That point needs to be made because the remarkable and admittedly encouraging changes taking place in Russia could easily lull the Free World into a false sense of security.Just this week, for example, Soviet Foreign Minister Eduard Shevardnadze admitted that the USSR violated the anti-ballistic missile treaty and broke Soviet law by invading Afghanistan. He went on to offer to eliminate all foreign Soviet military bases by the turn of the century and dismantle the Warsaw Pact if the West scraps NATO. Such an exercise in self-castigation would have been unthinkable in Russia only a few years ago.

But in all the euphoria engendered by Shevardnadze's remarks, don't overlook a key point:

The USSR is still the world's largest military enterprise. And it's still "the only nation capable of threatening the very survival of the United States."
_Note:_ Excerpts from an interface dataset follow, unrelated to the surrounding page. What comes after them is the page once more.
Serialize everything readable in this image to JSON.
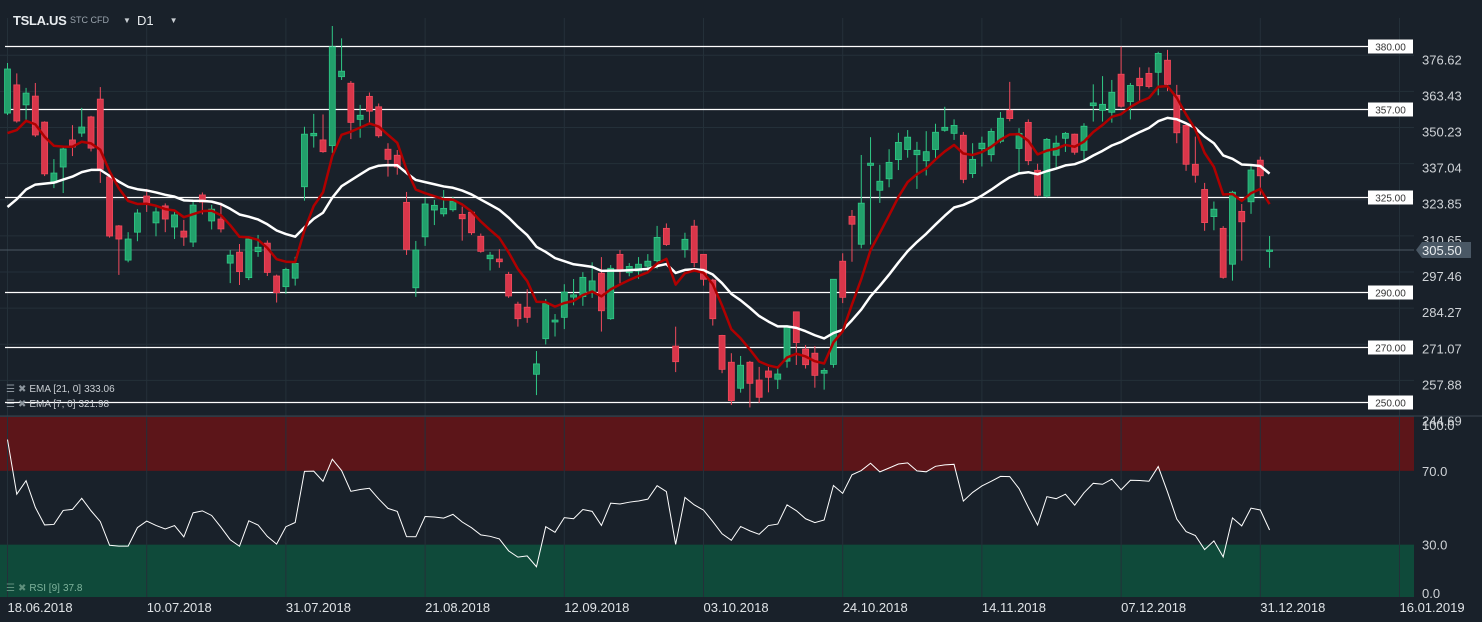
{
  "header": {
    "symbol": "TSLA.US",
    "instrument_type": "STC CFD",
    "timeframe": "D1",
    "dropdown_icon": "caret-down-icon"
  },
  "indicators": {
    "ema21": {
      "label": "EMA [21, 0]",
      "value": "333.06",
      "color": "#ffffff"
    },
    "ema7": {
      "label": "EMA [7, 0]",
      "value": "321.98",
      "color": "#b00000"
    },
    "rsi": {
      "label": "RSI [9]",
      "value": "37.8",
      "color": "#ffffff"
    },
    "icons": [
      "settings-menu-icon",
      "close-icon"
    ]
  },
  "colors": {
    "background": "#19212a",
    "grid": "#243039",
    "up": "#22a06b",
    "up_border": "#2fc986",
    "down": "#d9364a",
    "down_border": "#f04a5c",
    "level_line": "#ffffff",
    "current_price_line": "#4a5763",
    "rsi_overbought_zone": "#5c1519",
    "rsi_oversold_zone": "#0f4a3a"
  },
  "chart_data": {
    "type": "candlestick",
    "symbol": "TSLA.US",
    "timeframe": "D1",
    "ohlc_format": [
      "open",
      "high",
      "low",
      "close"
    ],
    "candles": [
      [
        355.5,
        373.8,
        354.8,
        371.6
      ],
      [
        365.8,
        370,
        352,
        352.6
      ],
      [
        358.5,
        364.7,
        353,
        362.8
      ],
      [
        361.7,
        366.5,
        346.8,
        347.5
      ],
      [
        352.2,
        352.5,
        332.5,
        333.3
      ],
      [
        330,
        338.7,
        328.1,
        333.6
      ],
      [
        335.8,
        343.5,
        326.3,
        342.4
      ],
      [
        345.7,
        351.1,
        339.8,
        343.1
      ],
      [
        348.2,
        357.4,
        346.8,
        350.4
      ],
      [
        354.1,
        354.5,
        341.5,
        342.7
      ],
      [
        360.6,
        365,
        330,
        335
      ],
      [
        332.2,
        333,
        310,
        310.6
      ],
      [
        314.3,
        314.6,
        296.4,
        309.5
      ],
      [
        301.8,
        312,
        301,
        309.5
      ],
      [
        312,
        320.4,
        308.7,
        319
      ],
      [
        325.2,
        327.8,
        319.4,
        322.7
      ],
      [
        315.4,
        321,
        310.5,
        319.4
      ],
      [
        321.6,
        322.5,
        312,
        316.8
      ],
      [
        313.9,
        319.5,
        309.5,
        318.3
      ],
      [
        312.4,
        316.5,
        307,
        310.2
      ],
      [
        308.4,
        323.8,
        306.6,
        321.9
      ],
      [
        325.6,
        326.5,
        318.5,
        323
      ],
      [
        316.1,
        322,
        313,
        320.4
      ],
      [
        316.8,
        322.8,
        311.9,
        313.2
      ],
      [
        300.7,
        305.5,
        293.4,
        303.6
      ],
      [
        304.7,
        307.7,
        292.7,
        297.6
      ],
      [
        295.4,
        310.5,
        294.5,
        309.5
      ],
      [
        304.9,
        311,
        303,
        306.5
      ],
      [
        308,
        309,
        296,
        297.3
      ],
      [
        296,
        296.5,
        286.3,
        289.9
      ],
      [
        292.1,
        299,
        289.5,
        298.4
      ],
      [
        295.2,
        303,
        292.5,
        300.6
      ],
      [
        328.6,
        350.5,
        323.5,
        347.8
      ],
      [
        347.2,
        355.2,
        342.9,
        348.1
      ],
      [
        345.7,
        355,
        341,
        341.4
      ],
      [
        343.6,
        387.3,
        340.9,
        379.7
      ],
      [
        368.8,
        382.8,
        367.6,
        370.8
      ],
      [
        366.4,
        367.2,
        346,
        352.1
      ],
      [
        353.2,
        358.5,
        346.5,
        354.7
      ],
      [
        361.6,
        363,
        352,
        356.2
      ],
      [
        357.8,
        359,
        346.5,
        347.2
      ],
      [
        342.3,
        344.5,
        332.3,
        338.6
      ],
      [
        340.1,
        342,
        333,
        335.8
      ],
      [
        322.9,
        326.7,
        303.7,
        305.7
      ],
      [
        291.7,
        308.8,
        288.4,
        305.5
      ],
      [
        310.3,
        324.5,
        307,
        322.3
      ],
      [
        320.1,
        323.8,
        314.6,
        321.8
      ],
      [
        318.7,
        327.4,
        317.7,
        320.7
      ],
      [
        320.2,
        325,
        319.5,
        323.4
      ],
      [
        318.5,
        321.3,
        308.9,
        316.9
      ],
      [
        319.3,
        320,
        311,
        311.8
      ],
      [
        310.5,
        311.5,
        304.5,
        305
      ],
      [
        302.3,
        304.8,
        298,
        303.6
      ],
      [
        302.2,
        305.8,
        299,
        301.2
      ],
      [
        296.6,
        297.5,
        288,
        288.7
      ],
      [
        285.7,
        286.6,
        277.5,
        280.4
      ],
      [
        284.6,
        291.2,
        278.9,
        280.9
      ],
      [
        260.1,
        268.6,
        252.5,
        263.9
      ],
      [
        273.1,
        287.6,
        271,
        286
      ],
      [
        279.2,
        282.1,
        273.9,
        279.9
      ],
      [
        280.9,
        293,
        276.6,
        290.1
      ],
      [
        288.3,
        294.9,
        285.3,
        289.1
      ],
      [
        288.5,
        297.4,
        285.1,
        295.5
      ],
      [
        290.3,
        301,
        288,
        294.2
      ],
      [
        297,
        302.9,
        275.7,
        283.3
      ],
      [
        280.4,
        300,
        280,
        298.8
      ],
      [
        303.9,
        305.5,
        293.3,
        298.2
      ],
      [
        297.2,
        300.7,
        295.9,
        299.5
      ],
      [
        297.8,
        302.9,
        295,
        300.3
      ],
      [
        299.6,
        304,
        297.3,
        301.4
      ],
      [
        301.6,
        314.3,
        298.7,
        310.1
      ],
      [
        313.4,
        315.2,
        307,
        307.5
      ],
      [
        270.4,
        277.5,
        260.9,
        264.7
      ],
      [
        305.7,
        311.8,
        302.7,
        309.4
      ],
      [
        314.2,
        316.5,
        299.2,
        300.9
      ],
      [
        303.9,
        304,
        292.5,
        294.8
      ],
      [
        294.5,
        295,
        277.9,
        280.4
      ],
      [
        274.3,
        274.5,
        260.5,
        261.9
      ],
      [
        264.5,
        267.8,
        248.9,
        250.5
      ],
      [
        255,
        266.8,
        253.4,
        263.4
      ],
      [
        264.5,
        265,
        248,
        256.8
      ],
      [
        258,
        262.8,
        249.7,
        251.7
      ],
      [
        261.3,
        262.8,
        253.5,
        259
      ],
      [
        258.3,
        262.3,
        254.7,
        260.2
      ],
      [
        264.9,
        278,
        262.5,
        277.3
      ],
      [
        282.9,
        283,
        263.5,
        271.7
      ],
      [
        269.3,
        270.8,
        262.2,
        263.6
      ],
      [
        267.8,
        270.4,
        255.2,
        259.7
      ],
      [
        260.5,
        262.3,
        254.5,
        261.5
      ],
      [
        263.7,
        294.9,
        262.5,
        294.8
      ],
      [
        301.4,
        304.3,
        286.1,
        288.2
      ],
      [
        317.8,
        320.1,
        301.2,
        314.9
      ],
      [
        307.6,
        340.2,
        306.1,
        322.6
      ],
      [
        336.4,
        346.7,
        307.5,
        337.2
      ],
      [
        327.3,
        336.6,
        322.7,
        330.6
      ],
      [
        331.5,
        342.3,
        328.4,
        337.5
      ],
      [
        338.5,
        348.3,
        334.7,
        344.8
      ],
      [
        342.2,
        349.3,
        339.2,
        346.7
      ],
      [
        340.3,
        345,
        327.8,
        341.9
      ],
      [
        338.1,
        348.9,
        332.7,
        341.4
      ],
      [
        342.2,
        351.6,
        338.8,
        348.5
      ],
      [
        349.2,
        357.8,
        348.7,
        350.3
      ],
      [
        348.1,
        353.2,
        345.7,
        351
      ],
      [
        347.4,
        348.6,
        329.9,
        331.3
      ],
      [
        333.4,
        344.5,
        331.8,
        338.6
      ],
      [
        342.5,
        346.9,
        336,
        344.5
      ],
      [
        340.3,
        349.9,
        337.8,
        348.8
      ],
      [
        345.2,
        355.9,
        344.5,
        353.6
      ],
      [
        356.5,
        366.9,
        352.5,
        353.5
      ],
      [
        342.6,
        350,
        333.7,
        348.1
      ],
      [
        352.1,
        353.2,
        336.5,
        338.1
      ],
      [
        334.6,
        337,
        325,
        325.5
      ],
      [
        325.2,
        346.4,
        324.7,
        345.9
      ],
      [
        340.1,
        347.3,
        335.7,
        344.5
      ],
      [
        346.3,
        348.6,
        341.3,
        348.1
      ],
      [
        347.8,
        348,
        340.3,
        341.2
      ],
      [
        341.9,
        351.8,
        338.3,
        350.7
      ],
      [
        358.2,
        366,
        352.4,
        359.2
      ],
      [
        356.5,
        369,
        352.4,
        358.7
      ],
      [
        355.8,
        367.6,
        352,
        363.1
      ],
      [
        369.7,
        379.8,
        357.5,
        358
      ],
      [
        359.7,
        366.5,
        353.2,
        365.6
      ],
      [
        368.2,
        372.2,
        360,
        365.5
      ],
      [
        370,
        372.2,
        364.5,
        365.2
      ],
      [
        370.4,
        377.9,
        362,
        377.3
      ],
      [
        374.8,
        378.6,
        363.5,
        366
      ],
      [
        362,
        365.8,
        344.5,
        348.3
      ],
      [
        351,
        351.2,
        334.4,
        336.8
      ],
      [
        336.8,
        346.9,
        330.1,
        332.8
      ],
      [
        327.6,
        330,
        312.5,
        315.5
      ],
      [
        317.7,
        323.2,
        312.7,
        320.4
      ],
      [
        313.4,
        314.2,
        295,
        295.5
      ],
      [
        300.3,
        327.1,
        294.3,
        326.6
      ],
      [
        319.6,
        322.3,
        301.6,
        315.8
      ],
      [
        323.1,
        336.9,
        318.7,
        334.7
      ],
      [
        338.3,
        339.6,
        325.6,
        332.6
      ],
      [
        305,
        310.6,
        299,
        305.5
      ]
    ],
    "ema21_start": 321.2,
    "ema7_start": 348.2,
    "current_price": 305.5,
    "current_price_label": "305.50",
    "levels": [
      {
        "value": 380,
        "label": "380.00"
      },
      {
        "value": 357,
        "label": "357.00"
      },
      {
        "value": 325,
        "label": "325.00"
      },
      {
        "value": 290,
        "label": "290.00"
      },
      {
        "value": 270,
        "label": "270.00"
      },
      {
        "value": 250,
        "label": "250.00"
      }
    ],
    "price_axis": [
      "376.62",
      "363.43",
      "350.23",
      "337.04",
      "323.85",
      "310.65",
      "297.46",
      "284.27",
      "271.07",
      "257.88",
      "244.69"
    ],
    "price_range": [
      244.69,
      380
    ],
    "rsi_axis": [
      "100.0",
      "70.0",
      "30.0",
      "0.0"
    ],
    "rsi_range": [
      0,
      100
    ],
    "rsi_zones": {
      "overbought": 70,
      "oversold": 30
    },
    "x_labels": [
      {
        "label": "18.06.2018",
        "index": 0
      },
      {
        "label": "10.07.2018",
        "index": 15
      },
      {
        "label": "31.07.2018",
        "index": 30
      },
      {
        "label": "21.08.2018",
        "index": 45
      },
      {
        "label": "12.09.2018",
        "index": 60
      },
      {
        "label": "03.10.2018",
        "index": 75
      },
      {
        "label": "24.10.2018",
        "index": 90
      },
      {
        "label": "14.11.2018",
        "index": 105
      },
      {
        "label": "07.12.2018",
        "index": 120
      },
      {
        "label": "31.12.2018",
        "index": 135
      },
      {
        "label": "16.01.2019",
        "index": 150
      }
    ],
    "grid": true
  }
}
Those are the words of Defense Secretary Richard Cheney, who uttered them long before the Soviet foreign minister made his astounding confession. Cheney's observations are backed up by some sobering facts from the Pentagon's latest survey of Soviet military capability.

Among other things, the report notes that if the recent reforms and the less belligerent stance in the USSR fail, "the West may face a Soviet leadership disillusioned with new ways and willing to return to the old, familiar policies of repression at home and confrontation abroad."

Other observers also warn that despite Soviet leader Mikhail Gorbachev's promise to reduce military spending, it has actually increased.

The outside world can't read the minds of the men in the Kremlin, but it can measure Soviet military capability. Such hard facts warrant much less optimism than the Soviets seem to be trying to elicit with soft words.